═══ Data to process ═══

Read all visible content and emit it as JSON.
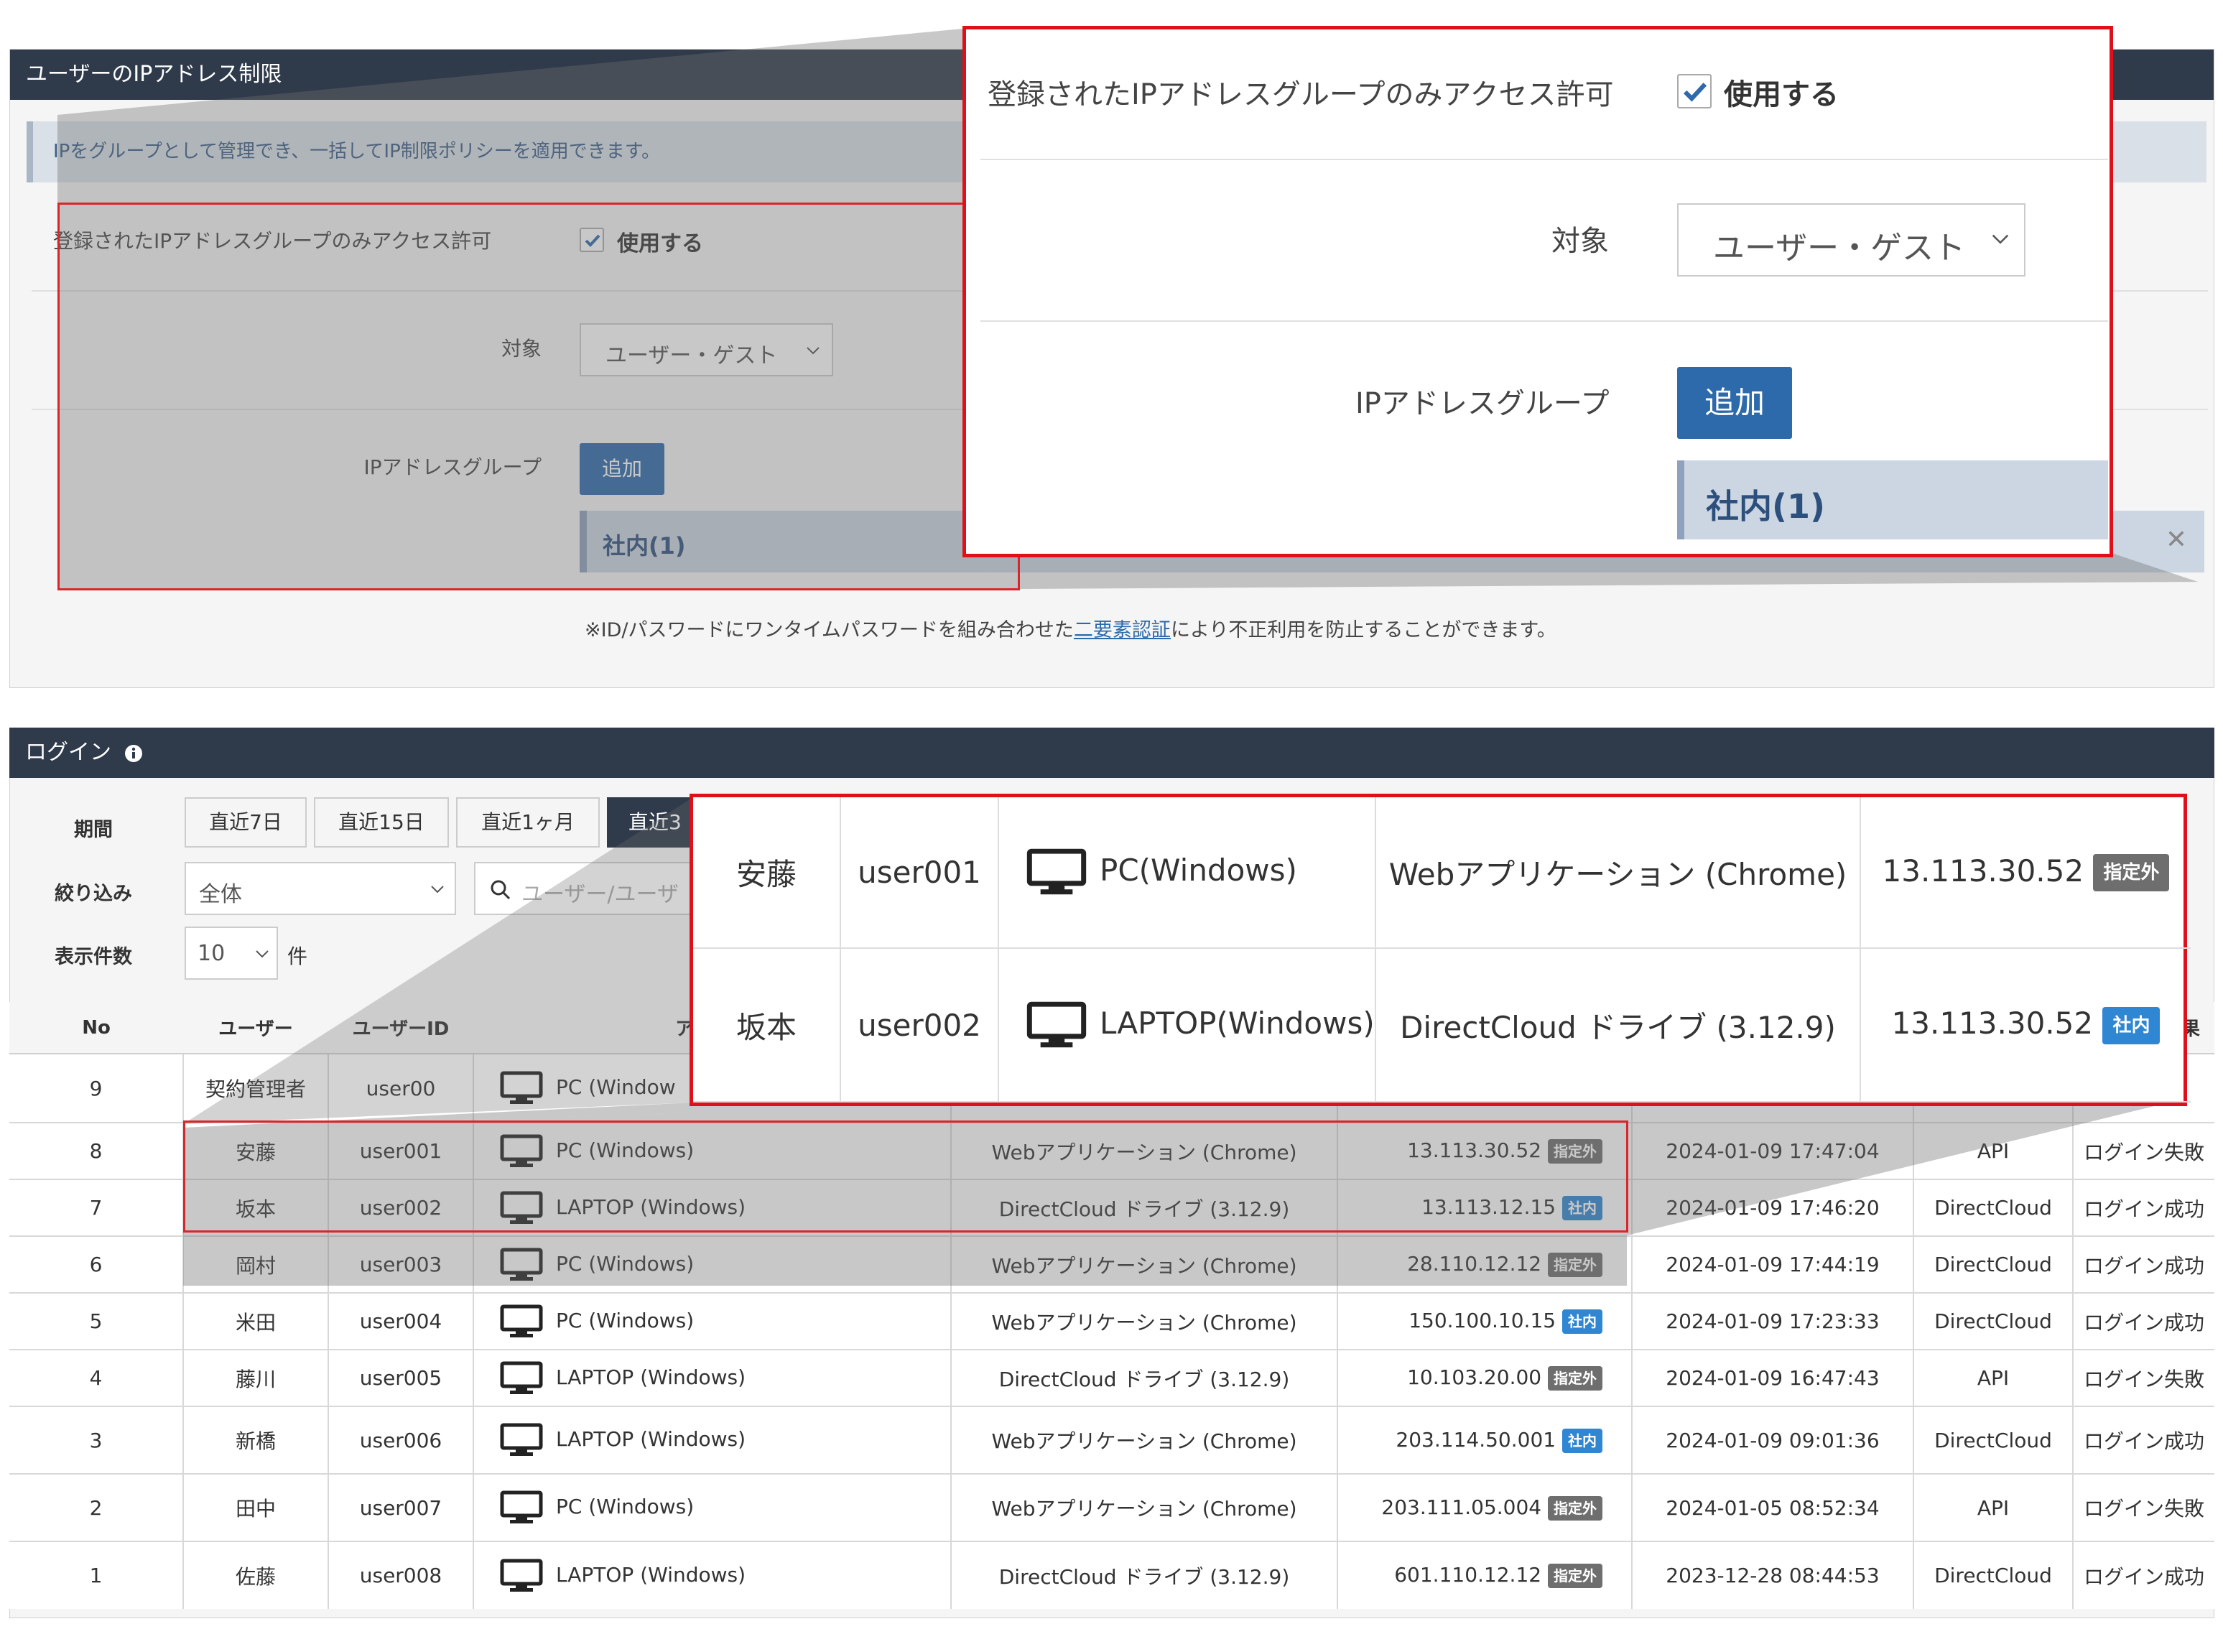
{
  "ip_panel": {
    "title": "ユーザーのIPアドレス制限",
    "info": "IPをグループとして管理でき、一括してIP制限ポリシーを適用できます。",
    "allow_label": "登録されたIPアドレスグループのみアクセス許可",
    "use_label": "使用する",
    "target_label": "対象",
    "target_value": "ユーザー・ゲスト",
    "group_label": "IPアドレスグループ",
    "add_label": "追加",
    "group_item": "社内(1)",
    "remove_glyph": "✕",
    "note_prefix": "※ID/パスワードにワンタイムパスワードを組み合わせた",
    "note_link": "二要素認証",
    "note_suffix": "により不正利用を防止することができます。"
  },
  "login_panel": {
    "title": "ログイン",
    "period_label": "期間",
    "period_buttons": [
      "直近7日",
      "直近15日",
      "直近1ヶ月",
      "直近3"
    ],
    "filter_label": "絞り込み",
    "filter_value": "全体",
    "search_placeholder": "ユーザー/ユーザ",
    "count_label": "表示件数",
    "count_value": "10",
    "count_unit": "件",
    "columns": [
      "No",
      "ユーザー",
      "ユーザーID",
      "アクセス",
      "",
      "",
      "",
      "",
      "果"
    ],
    "rows": [
      {
        "no": "9",
        "user": "契約管理者",
        "id": "user00",
        "device": "PC (Window",
        "app": "",
        "ip": "",
        "tag": "",
        "time": "",
        "via": "",
        "result": "功"
      },
      {
        "no": "8",
        "user": "安藤",
        "id": "user001",
        "device": "PC (Windows)",
        "app": "Webアプリケーション (Chrome)",
        "ip": "13.113.30.52",
        "tag": "指定外",
        "time": "2024-01-09 17:47:04",
        "via": "API",
        "result": "ログイン失敗"
      },
      {
        "no": "7",
        "user": "坂本",
        "id": "user002",
        "device": "LAPTOP (Windows)",
        "app": "DirectCloud ドライブ (3.12.9)",
        "ip": "13.113.12.15",
        "tag": "社内",
        "time": "2024-01-09 17:46:20",
        "via": "DirectCloud",
        "result": "ログイン成功"
      },
      {
        "no": "6",
        "user": "岡村",
        "id": "user003",
        "device": "PC (Windows)",
        "app": "Webアプリケーション (Chrome)",
        "ip": "28.110.12.12",
        "tag": "指定外",
        "time": "2024-01-09 17:44:19",
        "via": "DirectCloud",
        "result": "ログイン成功"
      },
      {
        "no": "5",
        "user": "米田",
        "id": "user004",
        "device": "PC (Windows)",
        "app": "Webアプリケーション (Chrome)",
        "ip": "150.100.10.15",
        "tag": "社内",
        "time": "2024-01-09 17:23:33",
        "via": "DirectCloud",
        "result": "ログイン成功"
      },
      {
        "no": "4",
        "user": "藤川",
        "id": "user005",
        "device": "LAPTOP (Windows)",
        "app": "DirectCloud ドライブ (3.12.9)",
        "ip": "10.103.20.00",
        "tag": "指定外",
        "time": "2024-01-09 16:47:43",
        "via": "API",
        "result": "ログイン失敗"
      },
      {
        "no": "3",
        "user": "新橋",
        "id": "user006",
        "device": "LAPTOP (Windows)",
        "app": "Webアプリケーション (Chrome)",
        "ip": "203.114.50.001",
        "tag": "社内",
        "time": "2024-01-09 09:01:36",
        "via": "DirectCloud",
        "result": "ログイン成功"
      },
      {
        "no": "2",
        "user": "田中",
        "id": "user007",
        "device": "PC (Windows)",
        "app": "Webアプリケーション (Chrome)",
        "ip": "203.111.05.004",
        "tag": "指定外",
        "time": "2024-01-05 08:52:34",
        "via": "API",
        "result": "ログイン失敗"
      },
      {
        "no": "1",
        "user": "佐藤",
        "id": "user008",
        "device": "LAPTOP (Windows)",
        "app": "DirectCloud ドライブ (3.12.9)",
        "ip": "601.110.12.12",
        "tag": "指定外",
        "time": "2023-12-28 08:44:53",
        "via": "DirectCloud",
        "result": "ログイン成功"
      }
    ]
  },
  "zoom_rows": [
    {
      "user": "安藤",
      "id": "user001",
      "device": "PC(Windows)",
      "app": "Webアプリケーション (Chrome)",
      "ip": "13.113.30.52",
      "tag": "指定外"
    },
    {
      "user": "坂本",
      "id": "user002",
      "device": "LAPTOP(Windows)",
      "app": "DirectCloud ドライブ (3.12.9)",
      "ip": "13.113.30.52",
      "tag": "社内"
    }
  ],
  "colors": {
    "header": "#2f3a4b",
    "accent": "#2d6aab",
    "highlight": "#e0101a",
    "tag_internal": "#2f86d3",
    "tag_external": "#6e6e6e"
  }
}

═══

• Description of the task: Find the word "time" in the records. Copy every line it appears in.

• Response to this task:
        "time": "",
        "time": "2024-01-09 17:47:04",
        "time": "2024-01-09 17:46:20",
        "time": "2024-01-09 17:44:19",
        "time": "2024-01-09 17:23:33",
        "time": "2024-01-09 16:47:43",
        "time": "2024-01-09 09:01:36",
        "time": "2024-01-05 08:52:34",
        "time": "2023-12-28 08:44:53",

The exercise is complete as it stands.